Image courtesy Nine Inch Nails
Nine Inch Nails’ four-part album “Ghosts I-IV” took the crown in Amazon’s 2008 sales ranking for mp3 albums. Taking into account that Amazon’s mp3 store positioned itself against iTunes in terms of revenue, this placement would mean a considerable earning on the band’s side. What makes this interesting is the fact that the very same album was released for free under a Creative Commons license directly from the band’s website. However, people chose to pay for this album. This may seem special, but considering basically all music is still available for free illegally, the same could be said for almost every sale of an mp3 album. People choose to pay because they value the artistic work and the convenience offered by second-generation online stores like Amazon and Beatport. DRM-free offerings may play a significant role in this.

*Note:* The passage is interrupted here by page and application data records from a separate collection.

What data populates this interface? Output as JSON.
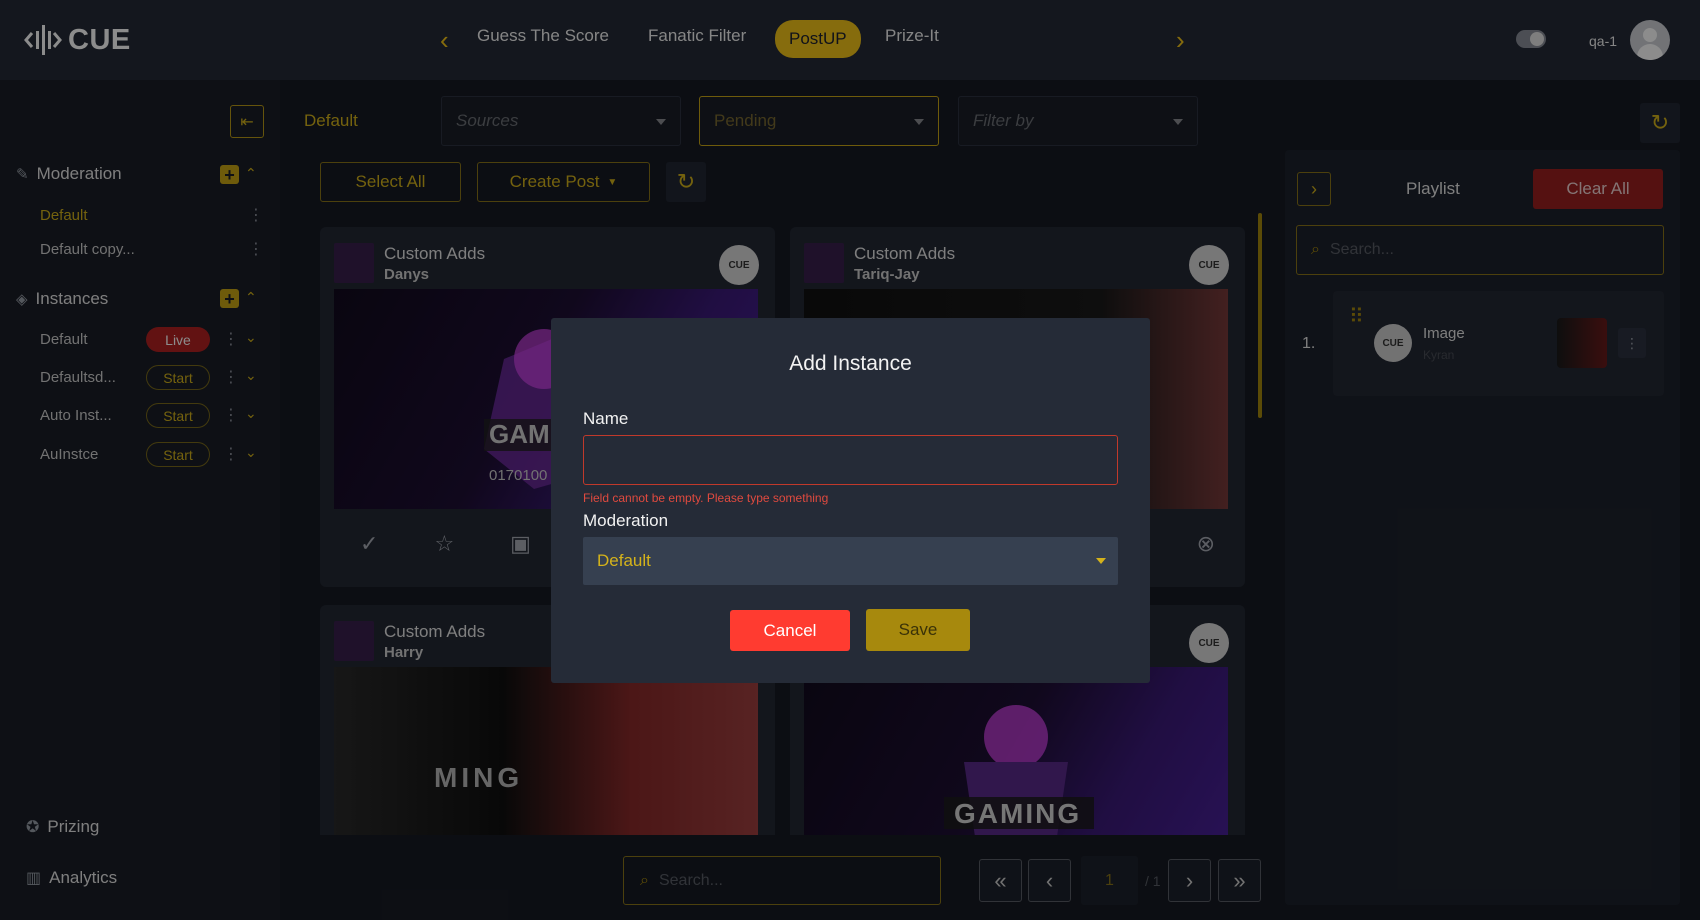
{
  "app": {
    "logo_text": "CUE"
  },
  "nav": {
    "tabs": [
      {
        "label": "Guess The Score"
      },
      {
        "label": "Fanatic Filter"
      },
      {
        "label": "PostUP"
      },
      {
        "label": "Prize-It"
      }
    ],
    "user_name": "qa-1"
  },
  "sidebar": {
    "moderation": {
      "title": "Moderation",
      "items": [
        {
          "label": "Default"
        },
        {
          "label": "Default copy..."
        }
      ]
    },
    "instances": {
      "title": "Instances",
      "items": [
        {
          "label": "Default",
          "status": "Live"
        },
        {
          "label": "Defaultsd...",
          "status": "Start"
        },
        {
          "label": "Auto Inst...",
          "status": "Start"
        },
        {
          "label": "AuInstce",
          "status": "Start"
        }
      ]
    },
    "footer": [
      {
        "label": "Prizing"
      },
      {
        "label": "Analytics"
      }
    ]
  },
  "filters": {
    "moderation_label": "Default",
    "sources_placeholder": "Sources",
    "status_value": "Pending",
    "filter_placeholder": "Filter by",
    "select_all": "Select All",
    "create_post": "Create Post"
  },
  "posts": [
    {
      "title": "Custom Adds",
      "author": "Danys",
      "caption": "0170100"
    },
    {
      "title": "Custom Adds",
      "author": "Tariq-Jay"
    },
    {
      "title": "Custom Adds",
      "author": "Harry"
    },
    {
      "title": "",
      "author": ""
    }
  ],
  "playlist": {
    "title": "Playlist",
    "clear_all": "Clear All",
    "search_placeholder": "Search...",
    "items": [
      {
        "index": "1.",
        "type": "Image",
        "author": "Kyran"
      }
    ]
  },
  "pager": {
    "search_placeholder": "Search...",
    "page": "1",
    "total": "/ 1"
  },
  "modal": {
    "title": "Add Instance",
    "name_label": "Name",
    "name_value": "",
    "name_error": "Field cannot be empty. Please type something",
    "moderation_label": "Moderation",
    "moderation_value": "Default",
    "cancel": "Cancel",
    "save": "Save"
  },
  "colors": {
    "accent": "#f5c518",
    "danger": "#ff3b30",
    "live": "#b22222",
    "background": "#171b24"
  }
}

Nine Inch Nails apparently understood this and took the straight approach: Don’t make free downloads illegal; those downloaders are still your fans, and they may well pay for a concert. Maybe because they were given the free option, so many people felt enticed to pay for the download in the end.
Via Chris Anderson’s Long Tail Blog

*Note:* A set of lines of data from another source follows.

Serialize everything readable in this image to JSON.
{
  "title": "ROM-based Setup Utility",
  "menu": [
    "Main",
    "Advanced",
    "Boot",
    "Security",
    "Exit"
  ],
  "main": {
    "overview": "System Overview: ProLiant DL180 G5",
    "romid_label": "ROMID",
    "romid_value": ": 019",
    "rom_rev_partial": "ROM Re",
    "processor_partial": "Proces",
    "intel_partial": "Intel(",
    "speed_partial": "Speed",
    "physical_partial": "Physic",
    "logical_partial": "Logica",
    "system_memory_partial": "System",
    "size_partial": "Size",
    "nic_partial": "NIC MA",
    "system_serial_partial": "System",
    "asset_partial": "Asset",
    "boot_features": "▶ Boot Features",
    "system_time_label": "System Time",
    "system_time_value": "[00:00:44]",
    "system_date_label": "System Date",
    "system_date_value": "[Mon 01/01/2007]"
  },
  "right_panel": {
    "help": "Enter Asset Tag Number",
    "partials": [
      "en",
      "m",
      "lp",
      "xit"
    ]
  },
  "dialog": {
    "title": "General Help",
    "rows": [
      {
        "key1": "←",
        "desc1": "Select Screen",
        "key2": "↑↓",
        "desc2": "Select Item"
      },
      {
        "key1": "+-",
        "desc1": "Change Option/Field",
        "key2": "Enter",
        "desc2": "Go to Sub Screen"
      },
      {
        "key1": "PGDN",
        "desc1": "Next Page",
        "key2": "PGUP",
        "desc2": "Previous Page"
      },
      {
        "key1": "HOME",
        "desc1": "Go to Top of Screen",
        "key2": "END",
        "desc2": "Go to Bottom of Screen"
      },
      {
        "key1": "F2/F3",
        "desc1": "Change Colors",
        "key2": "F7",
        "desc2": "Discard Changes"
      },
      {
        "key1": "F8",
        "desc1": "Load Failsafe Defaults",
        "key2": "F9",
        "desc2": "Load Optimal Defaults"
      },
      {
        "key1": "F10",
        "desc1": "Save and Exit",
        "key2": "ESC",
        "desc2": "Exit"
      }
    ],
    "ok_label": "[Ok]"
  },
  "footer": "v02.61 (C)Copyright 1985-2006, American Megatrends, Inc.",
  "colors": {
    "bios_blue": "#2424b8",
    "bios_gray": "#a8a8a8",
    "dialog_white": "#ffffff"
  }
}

As the “music only release” business model becomes more and more unattractive, especially when a physical medium is involved, the year 2009 may bring a lot of success stories around interactive releases that are not seen as mere “records”, but rather as games or applications. There are two main reasons why such concepts may play a bigger role in the future of releasing music:
– New distribution concepts for regular album releases are great if you already have a big name. Then, you can custom-tailor your release strategy to fit the needs of your project and your fans, while receiving a lot of attention from the public and press on the way. This worked well for Radiohead and Nine Inch Nails, but would probably not help an unknown producer in Kreuzberg get her name out.
– The app store concept goes hand in hand with the proliferation of ever more powerful, yet more or less closed systems. The ways to get new software onto any regular PC are so diversified, an app store for Windows Vista or Mac OS probably doesn’t have much impact in terms of revenue. However, on platforms that are either closed entirely, like most game consoles or an un-jailbroken iPhone, or that focus on convenience in getting new software onto the device, app stores will likely be the main portals you turn to for new software. And on these platforms, consumers are used to paying money for products. That’s one of the main reasons why they’re so attractive for music releases. Here, control is possible and its exertion doesn’t even bother the end consumers.
There are two sides to this story, really. On the one hand, any system that will help musicians pay their rent (not get insanely rich) with their artistic work should be welcomed, especially in these recessionary times. At the same time, though, we should worry when whole new macro-economies build around a technological platform that is controlled by one company – such as Apple, Sony, RIM, and Nokia, to name only a few. The way to go would be an open standard, a cross-platform application format that would be accepted in the app stores for mobile phones, game consoles, and netbooks alike.